▶ Work task: The reply must contain exactly the lines below from the one with "Enumerate this screenshot's" down to the one with "Give me the", both included, and nothing more; please omit the pictures.

▶ Material for this exercise:
————
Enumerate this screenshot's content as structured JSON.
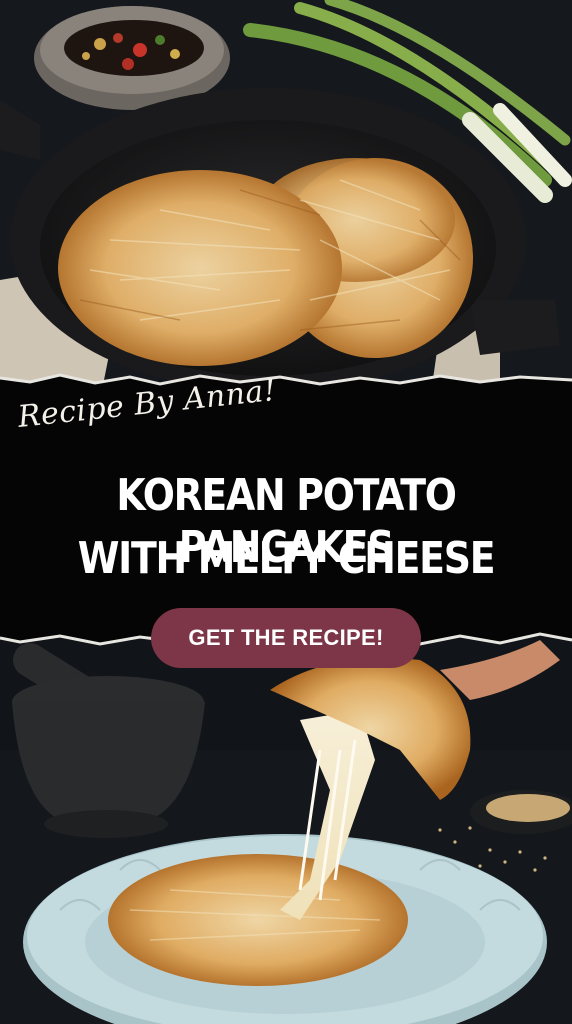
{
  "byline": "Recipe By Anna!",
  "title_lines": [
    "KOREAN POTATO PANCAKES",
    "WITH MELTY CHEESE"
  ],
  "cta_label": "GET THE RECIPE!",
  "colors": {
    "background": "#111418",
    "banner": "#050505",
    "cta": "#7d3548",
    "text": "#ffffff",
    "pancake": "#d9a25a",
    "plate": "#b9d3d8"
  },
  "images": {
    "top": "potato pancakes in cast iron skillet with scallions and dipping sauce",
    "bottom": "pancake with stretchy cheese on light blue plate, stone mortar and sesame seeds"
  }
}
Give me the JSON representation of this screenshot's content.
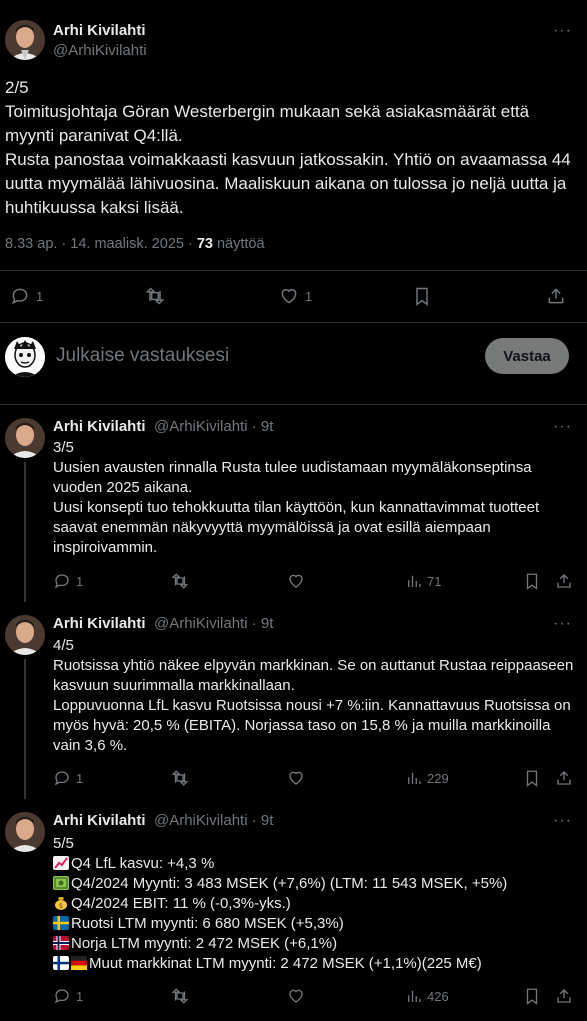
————
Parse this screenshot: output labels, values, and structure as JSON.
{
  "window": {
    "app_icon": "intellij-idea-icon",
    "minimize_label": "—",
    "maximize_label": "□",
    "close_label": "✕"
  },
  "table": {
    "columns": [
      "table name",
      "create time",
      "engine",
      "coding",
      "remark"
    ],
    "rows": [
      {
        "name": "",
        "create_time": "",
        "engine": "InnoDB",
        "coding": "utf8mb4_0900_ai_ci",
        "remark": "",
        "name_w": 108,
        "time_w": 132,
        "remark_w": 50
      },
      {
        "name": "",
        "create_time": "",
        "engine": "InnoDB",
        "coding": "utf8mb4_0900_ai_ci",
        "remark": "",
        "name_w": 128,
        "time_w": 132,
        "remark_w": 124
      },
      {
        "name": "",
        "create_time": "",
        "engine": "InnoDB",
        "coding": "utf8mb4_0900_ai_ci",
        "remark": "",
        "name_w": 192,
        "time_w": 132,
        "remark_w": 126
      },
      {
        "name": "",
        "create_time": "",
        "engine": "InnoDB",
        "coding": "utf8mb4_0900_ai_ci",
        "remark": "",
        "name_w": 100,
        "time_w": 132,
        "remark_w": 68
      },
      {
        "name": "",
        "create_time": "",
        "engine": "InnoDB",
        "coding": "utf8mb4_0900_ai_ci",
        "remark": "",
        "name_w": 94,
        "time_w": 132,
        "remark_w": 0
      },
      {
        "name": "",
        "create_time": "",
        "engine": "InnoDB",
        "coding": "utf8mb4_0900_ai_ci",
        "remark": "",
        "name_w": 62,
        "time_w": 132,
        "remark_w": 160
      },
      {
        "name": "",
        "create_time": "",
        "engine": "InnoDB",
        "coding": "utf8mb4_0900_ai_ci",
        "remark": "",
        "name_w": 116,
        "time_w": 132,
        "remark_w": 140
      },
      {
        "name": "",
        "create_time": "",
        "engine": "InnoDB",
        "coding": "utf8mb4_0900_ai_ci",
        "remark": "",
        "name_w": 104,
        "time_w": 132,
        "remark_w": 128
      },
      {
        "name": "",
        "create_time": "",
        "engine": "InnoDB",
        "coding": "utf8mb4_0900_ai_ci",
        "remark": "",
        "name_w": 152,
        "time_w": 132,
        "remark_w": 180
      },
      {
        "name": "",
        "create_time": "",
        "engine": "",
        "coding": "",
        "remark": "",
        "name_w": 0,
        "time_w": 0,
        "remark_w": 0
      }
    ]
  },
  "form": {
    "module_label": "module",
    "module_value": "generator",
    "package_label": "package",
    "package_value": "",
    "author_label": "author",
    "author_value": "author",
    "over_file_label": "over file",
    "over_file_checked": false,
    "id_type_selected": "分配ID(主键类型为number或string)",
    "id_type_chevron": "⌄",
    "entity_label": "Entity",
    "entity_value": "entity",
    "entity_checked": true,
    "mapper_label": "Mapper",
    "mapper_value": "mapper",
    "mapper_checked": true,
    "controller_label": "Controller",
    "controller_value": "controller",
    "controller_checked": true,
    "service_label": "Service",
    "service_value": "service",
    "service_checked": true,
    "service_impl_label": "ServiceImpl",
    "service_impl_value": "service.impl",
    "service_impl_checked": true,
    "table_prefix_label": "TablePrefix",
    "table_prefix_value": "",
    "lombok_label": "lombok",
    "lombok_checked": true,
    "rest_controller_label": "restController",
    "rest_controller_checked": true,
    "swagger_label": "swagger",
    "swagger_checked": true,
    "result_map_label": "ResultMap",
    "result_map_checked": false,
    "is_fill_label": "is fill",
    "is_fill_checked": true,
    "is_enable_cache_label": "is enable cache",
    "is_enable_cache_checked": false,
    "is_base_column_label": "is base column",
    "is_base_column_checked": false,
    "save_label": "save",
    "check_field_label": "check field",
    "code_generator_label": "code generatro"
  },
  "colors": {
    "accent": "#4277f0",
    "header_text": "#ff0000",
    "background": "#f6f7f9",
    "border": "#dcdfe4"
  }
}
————
▶ Problem solution:
Enumerate this screenshot's content as structured JSON.
{
  "byline": "Recipe By Anna!",
  "title_lines": [
    "KOREAN POTATO PANCAKES",
    "WITH MELTY CHEESE"
  ],
  "cta_label": "GET THE RECIPE!",
  "colors": {
    "background": "#111418",
    "banner": "#050505",
    "cta": "#7d3548",
    "text": "#ffffff",
    "pancake": "#d9a25a",
    "plate": "#b9d3d8"
  },
  "images": {
    "top": "potato pancakes in cast iron skillet with scallions and dipping sauce",
    "bottom": "pancake with stretchy cheese on light blue plate, stone mortar and sesame seeds"
  }
}
Give me the JSON representation of this screenshot's content.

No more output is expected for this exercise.